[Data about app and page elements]

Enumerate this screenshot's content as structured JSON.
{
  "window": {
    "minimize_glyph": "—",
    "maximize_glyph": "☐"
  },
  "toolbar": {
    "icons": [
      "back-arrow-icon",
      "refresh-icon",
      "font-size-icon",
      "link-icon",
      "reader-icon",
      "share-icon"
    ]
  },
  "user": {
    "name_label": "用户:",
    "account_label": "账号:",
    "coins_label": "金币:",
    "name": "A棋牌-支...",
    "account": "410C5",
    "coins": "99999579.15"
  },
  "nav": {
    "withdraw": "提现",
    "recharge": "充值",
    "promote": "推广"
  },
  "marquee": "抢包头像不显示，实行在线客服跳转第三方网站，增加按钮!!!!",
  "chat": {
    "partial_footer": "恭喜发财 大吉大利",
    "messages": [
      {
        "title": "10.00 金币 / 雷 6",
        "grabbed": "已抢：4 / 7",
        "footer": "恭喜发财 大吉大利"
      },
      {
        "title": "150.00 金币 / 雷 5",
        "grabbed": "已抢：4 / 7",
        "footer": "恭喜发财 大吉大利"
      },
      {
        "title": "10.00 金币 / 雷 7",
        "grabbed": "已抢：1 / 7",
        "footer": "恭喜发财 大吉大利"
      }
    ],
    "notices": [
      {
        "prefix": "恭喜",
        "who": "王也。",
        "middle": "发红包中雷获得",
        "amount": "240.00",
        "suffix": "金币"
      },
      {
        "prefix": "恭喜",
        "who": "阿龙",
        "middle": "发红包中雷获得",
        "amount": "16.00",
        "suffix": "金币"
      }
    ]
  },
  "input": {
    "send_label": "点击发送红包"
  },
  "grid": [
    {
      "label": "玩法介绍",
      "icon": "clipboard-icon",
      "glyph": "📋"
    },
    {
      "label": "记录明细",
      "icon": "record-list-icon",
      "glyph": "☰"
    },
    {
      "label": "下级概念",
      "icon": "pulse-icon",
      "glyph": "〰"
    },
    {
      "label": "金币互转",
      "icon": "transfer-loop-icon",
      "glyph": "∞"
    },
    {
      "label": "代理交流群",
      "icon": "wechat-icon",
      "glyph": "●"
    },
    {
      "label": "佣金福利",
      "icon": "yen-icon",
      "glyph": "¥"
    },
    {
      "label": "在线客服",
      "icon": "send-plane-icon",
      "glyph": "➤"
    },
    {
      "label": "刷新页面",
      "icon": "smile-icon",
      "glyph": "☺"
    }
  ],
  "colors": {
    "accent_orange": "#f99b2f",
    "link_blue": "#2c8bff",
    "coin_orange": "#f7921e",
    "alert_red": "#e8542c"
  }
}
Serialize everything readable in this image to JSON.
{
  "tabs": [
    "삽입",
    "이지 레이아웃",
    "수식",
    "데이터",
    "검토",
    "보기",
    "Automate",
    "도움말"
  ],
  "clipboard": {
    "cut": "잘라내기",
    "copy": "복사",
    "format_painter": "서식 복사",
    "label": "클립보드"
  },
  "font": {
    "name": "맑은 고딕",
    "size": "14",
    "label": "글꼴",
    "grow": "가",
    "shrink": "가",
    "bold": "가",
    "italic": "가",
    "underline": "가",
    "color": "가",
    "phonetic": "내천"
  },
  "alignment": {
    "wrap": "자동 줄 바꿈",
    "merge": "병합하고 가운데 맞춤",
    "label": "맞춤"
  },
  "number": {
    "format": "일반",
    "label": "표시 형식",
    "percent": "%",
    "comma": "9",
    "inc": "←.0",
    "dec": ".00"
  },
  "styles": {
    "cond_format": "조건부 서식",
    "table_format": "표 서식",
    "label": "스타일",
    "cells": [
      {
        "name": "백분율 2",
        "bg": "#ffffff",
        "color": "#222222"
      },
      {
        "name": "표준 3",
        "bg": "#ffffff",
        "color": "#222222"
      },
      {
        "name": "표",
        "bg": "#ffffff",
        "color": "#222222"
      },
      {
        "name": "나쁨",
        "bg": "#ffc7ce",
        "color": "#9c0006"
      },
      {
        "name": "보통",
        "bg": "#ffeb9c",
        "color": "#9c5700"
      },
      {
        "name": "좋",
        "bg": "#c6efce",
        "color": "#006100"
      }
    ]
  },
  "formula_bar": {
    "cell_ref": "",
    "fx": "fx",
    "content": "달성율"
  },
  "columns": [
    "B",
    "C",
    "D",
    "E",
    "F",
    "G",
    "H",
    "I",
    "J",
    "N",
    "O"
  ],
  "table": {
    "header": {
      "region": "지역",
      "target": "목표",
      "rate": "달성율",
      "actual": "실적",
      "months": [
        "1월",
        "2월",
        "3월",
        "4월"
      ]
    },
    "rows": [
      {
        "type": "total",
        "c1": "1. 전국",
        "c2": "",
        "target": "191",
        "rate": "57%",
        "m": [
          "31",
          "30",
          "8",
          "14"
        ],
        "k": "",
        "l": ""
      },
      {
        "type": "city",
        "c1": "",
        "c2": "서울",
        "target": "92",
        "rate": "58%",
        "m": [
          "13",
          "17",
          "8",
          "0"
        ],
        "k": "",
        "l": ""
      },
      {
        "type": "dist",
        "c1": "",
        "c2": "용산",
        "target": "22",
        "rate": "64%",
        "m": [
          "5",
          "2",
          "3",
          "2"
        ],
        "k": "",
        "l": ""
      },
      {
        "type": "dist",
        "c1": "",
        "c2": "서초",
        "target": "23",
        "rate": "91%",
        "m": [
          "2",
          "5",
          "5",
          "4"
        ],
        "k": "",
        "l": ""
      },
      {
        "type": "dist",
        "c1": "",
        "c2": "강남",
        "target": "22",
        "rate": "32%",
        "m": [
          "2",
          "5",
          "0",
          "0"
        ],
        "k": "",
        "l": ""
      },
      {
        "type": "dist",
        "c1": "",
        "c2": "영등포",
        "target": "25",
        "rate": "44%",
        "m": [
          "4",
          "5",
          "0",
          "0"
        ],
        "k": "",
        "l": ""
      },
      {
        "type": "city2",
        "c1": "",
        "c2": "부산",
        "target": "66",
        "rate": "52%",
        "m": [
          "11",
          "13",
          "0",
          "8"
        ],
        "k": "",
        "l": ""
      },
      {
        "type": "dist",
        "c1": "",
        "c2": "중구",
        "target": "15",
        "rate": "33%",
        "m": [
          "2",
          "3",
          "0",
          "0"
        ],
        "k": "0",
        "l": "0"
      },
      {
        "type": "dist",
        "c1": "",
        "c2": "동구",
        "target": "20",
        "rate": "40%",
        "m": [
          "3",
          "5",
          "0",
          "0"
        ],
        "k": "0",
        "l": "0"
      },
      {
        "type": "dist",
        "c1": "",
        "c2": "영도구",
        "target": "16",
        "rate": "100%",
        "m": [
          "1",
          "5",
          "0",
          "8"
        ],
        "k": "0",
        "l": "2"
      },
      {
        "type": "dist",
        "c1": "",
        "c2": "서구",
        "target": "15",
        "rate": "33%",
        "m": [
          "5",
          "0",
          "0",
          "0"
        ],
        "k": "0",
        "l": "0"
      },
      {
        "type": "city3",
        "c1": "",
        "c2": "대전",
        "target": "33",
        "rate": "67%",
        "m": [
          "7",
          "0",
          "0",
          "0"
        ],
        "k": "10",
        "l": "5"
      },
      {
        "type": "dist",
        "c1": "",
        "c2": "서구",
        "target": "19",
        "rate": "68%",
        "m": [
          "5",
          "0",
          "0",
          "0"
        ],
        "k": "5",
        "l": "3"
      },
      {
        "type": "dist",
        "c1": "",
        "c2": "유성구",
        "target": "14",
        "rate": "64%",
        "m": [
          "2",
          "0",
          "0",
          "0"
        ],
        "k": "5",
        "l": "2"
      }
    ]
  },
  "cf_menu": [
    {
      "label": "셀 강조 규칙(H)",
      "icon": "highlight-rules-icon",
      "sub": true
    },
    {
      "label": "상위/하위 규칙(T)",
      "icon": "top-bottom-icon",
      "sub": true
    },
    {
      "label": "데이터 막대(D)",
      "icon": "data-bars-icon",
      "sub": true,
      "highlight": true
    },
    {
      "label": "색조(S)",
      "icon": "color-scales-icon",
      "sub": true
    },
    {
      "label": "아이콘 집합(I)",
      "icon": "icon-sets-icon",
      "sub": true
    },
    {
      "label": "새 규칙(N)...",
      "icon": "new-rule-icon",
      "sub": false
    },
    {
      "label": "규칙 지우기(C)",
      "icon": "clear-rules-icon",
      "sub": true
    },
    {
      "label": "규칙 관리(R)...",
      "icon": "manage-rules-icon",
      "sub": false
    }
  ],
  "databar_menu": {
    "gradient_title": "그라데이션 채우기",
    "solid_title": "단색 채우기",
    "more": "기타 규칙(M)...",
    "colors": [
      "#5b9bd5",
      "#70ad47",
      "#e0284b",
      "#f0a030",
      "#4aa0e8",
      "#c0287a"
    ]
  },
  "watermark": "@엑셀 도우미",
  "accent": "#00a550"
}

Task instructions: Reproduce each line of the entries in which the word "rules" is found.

Expected answer:
      "icon": "highlight-rules-icon",
      "icon": "clear-rules-icon",
      "icon": "manage-rules-icon",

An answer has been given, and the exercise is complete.